Your objective: Out of the lines below, please list those that hold the string "Location".

Records:
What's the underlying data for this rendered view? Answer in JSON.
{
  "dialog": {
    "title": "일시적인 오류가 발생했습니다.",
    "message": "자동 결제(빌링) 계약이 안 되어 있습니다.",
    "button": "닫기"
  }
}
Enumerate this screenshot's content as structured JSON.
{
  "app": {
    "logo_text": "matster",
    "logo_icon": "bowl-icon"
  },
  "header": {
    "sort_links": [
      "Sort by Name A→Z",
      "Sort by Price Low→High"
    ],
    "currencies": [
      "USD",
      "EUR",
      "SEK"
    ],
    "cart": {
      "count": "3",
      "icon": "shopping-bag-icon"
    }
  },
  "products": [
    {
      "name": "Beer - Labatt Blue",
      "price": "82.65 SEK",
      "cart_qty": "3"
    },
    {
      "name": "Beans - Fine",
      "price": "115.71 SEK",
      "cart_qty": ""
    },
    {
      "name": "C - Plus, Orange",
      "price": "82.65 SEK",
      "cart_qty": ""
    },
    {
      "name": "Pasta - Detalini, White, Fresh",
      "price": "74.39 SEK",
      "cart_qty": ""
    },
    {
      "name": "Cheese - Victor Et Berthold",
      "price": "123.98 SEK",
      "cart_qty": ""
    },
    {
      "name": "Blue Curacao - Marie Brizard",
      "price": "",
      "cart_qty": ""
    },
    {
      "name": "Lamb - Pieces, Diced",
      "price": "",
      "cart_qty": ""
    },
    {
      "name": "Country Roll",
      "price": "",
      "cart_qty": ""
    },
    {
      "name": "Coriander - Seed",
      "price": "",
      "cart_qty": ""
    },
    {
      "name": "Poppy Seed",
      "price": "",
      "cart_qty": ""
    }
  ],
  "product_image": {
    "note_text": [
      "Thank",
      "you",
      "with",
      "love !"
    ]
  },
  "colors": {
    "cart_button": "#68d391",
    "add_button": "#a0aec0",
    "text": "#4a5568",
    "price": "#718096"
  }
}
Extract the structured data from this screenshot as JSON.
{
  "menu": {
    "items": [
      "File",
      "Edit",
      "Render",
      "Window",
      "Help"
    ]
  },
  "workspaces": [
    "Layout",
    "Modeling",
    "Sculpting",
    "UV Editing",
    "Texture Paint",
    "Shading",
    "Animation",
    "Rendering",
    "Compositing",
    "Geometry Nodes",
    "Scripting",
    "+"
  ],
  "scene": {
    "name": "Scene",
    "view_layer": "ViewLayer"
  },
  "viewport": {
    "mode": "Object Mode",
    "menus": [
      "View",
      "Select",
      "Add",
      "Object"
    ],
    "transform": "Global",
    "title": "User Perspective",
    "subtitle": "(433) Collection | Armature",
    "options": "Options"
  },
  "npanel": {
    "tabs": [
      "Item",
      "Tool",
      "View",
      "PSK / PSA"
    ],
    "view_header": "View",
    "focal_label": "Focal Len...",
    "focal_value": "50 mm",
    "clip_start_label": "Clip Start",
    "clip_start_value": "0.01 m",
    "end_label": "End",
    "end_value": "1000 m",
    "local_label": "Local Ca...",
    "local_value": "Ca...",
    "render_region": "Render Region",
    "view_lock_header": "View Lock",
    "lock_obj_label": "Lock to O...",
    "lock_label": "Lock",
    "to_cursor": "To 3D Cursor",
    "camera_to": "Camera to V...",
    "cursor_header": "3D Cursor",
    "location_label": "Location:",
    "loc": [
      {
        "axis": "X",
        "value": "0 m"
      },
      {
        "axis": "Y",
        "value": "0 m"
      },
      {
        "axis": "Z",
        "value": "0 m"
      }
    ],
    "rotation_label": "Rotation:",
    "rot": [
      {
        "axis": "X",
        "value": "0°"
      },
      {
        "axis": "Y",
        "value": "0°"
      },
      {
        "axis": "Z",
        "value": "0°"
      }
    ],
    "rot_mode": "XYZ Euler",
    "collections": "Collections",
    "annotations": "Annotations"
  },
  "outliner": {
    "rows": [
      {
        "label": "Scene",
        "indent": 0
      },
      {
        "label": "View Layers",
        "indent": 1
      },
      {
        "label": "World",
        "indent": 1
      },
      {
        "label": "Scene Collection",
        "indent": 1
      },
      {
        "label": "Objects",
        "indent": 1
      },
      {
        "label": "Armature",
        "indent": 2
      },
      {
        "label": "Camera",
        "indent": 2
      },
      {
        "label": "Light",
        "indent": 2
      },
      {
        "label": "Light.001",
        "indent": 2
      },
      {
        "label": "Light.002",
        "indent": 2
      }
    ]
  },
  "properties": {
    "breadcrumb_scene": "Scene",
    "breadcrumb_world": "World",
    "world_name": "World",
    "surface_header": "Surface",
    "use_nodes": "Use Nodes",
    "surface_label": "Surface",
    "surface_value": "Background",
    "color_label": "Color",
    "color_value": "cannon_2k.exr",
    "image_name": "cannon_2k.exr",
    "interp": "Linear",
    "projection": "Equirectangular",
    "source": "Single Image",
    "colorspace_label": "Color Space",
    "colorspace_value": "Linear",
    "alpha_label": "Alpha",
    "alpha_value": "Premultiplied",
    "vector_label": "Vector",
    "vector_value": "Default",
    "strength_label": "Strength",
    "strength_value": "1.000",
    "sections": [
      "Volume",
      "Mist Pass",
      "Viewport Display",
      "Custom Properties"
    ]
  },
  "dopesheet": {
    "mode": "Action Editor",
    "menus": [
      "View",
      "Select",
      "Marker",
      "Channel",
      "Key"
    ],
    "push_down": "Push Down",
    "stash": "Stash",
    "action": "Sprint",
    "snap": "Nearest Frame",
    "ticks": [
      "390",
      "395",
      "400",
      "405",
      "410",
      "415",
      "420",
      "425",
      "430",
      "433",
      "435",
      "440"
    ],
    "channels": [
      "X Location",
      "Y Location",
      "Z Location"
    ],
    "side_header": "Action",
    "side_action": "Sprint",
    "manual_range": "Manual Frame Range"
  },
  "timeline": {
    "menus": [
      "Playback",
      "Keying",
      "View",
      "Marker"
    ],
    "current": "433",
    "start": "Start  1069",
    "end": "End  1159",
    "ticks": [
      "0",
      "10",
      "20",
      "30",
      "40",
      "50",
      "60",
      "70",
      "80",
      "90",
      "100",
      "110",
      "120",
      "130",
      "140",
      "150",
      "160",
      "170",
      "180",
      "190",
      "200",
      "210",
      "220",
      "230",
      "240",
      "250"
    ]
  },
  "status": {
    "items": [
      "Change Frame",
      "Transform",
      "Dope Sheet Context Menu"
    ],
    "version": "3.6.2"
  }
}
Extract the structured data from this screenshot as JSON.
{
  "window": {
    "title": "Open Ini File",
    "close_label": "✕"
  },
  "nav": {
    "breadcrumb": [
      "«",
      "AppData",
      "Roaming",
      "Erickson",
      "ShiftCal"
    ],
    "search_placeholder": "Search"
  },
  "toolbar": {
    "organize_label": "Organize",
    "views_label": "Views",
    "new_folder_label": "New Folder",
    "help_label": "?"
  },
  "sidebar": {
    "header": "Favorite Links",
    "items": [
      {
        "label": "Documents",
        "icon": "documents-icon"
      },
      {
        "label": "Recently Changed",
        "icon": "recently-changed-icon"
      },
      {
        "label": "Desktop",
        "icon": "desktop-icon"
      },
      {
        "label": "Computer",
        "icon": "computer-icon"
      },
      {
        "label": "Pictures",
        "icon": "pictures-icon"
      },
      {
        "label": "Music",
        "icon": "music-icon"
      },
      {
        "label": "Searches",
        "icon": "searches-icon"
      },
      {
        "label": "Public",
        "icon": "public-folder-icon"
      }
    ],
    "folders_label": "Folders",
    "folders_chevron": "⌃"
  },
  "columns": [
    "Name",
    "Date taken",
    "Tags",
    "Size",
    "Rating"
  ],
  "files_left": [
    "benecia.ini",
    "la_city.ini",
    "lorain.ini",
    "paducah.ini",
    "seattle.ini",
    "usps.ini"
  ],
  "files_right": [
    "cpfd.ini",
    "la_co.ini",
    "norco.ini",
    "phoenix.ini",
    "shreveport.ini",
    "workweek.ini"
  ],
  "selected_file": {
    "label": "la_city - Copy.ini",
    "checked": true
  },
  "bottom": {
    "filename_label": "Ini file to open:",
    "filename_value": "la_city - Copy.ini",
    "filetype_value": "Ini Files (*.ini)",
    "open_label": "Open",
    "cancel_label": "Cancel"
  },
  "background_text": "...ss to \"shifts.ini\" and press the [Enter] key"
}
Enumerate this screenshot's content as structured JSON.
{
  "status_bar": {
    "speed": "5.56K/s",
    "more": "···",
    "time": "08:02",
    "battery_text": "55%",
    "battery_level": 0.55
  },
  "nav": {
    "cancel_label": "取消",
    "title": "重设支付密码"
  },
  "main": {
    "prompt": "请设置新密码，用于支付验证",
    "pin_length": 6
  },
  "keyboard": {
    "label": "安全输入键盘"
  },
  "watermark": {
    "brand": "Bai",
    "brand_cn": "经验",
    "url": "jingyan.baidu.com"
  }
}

Written response:
    "location_label": "Location:",
      "X Location",
      "Y Location",
      "Z Location"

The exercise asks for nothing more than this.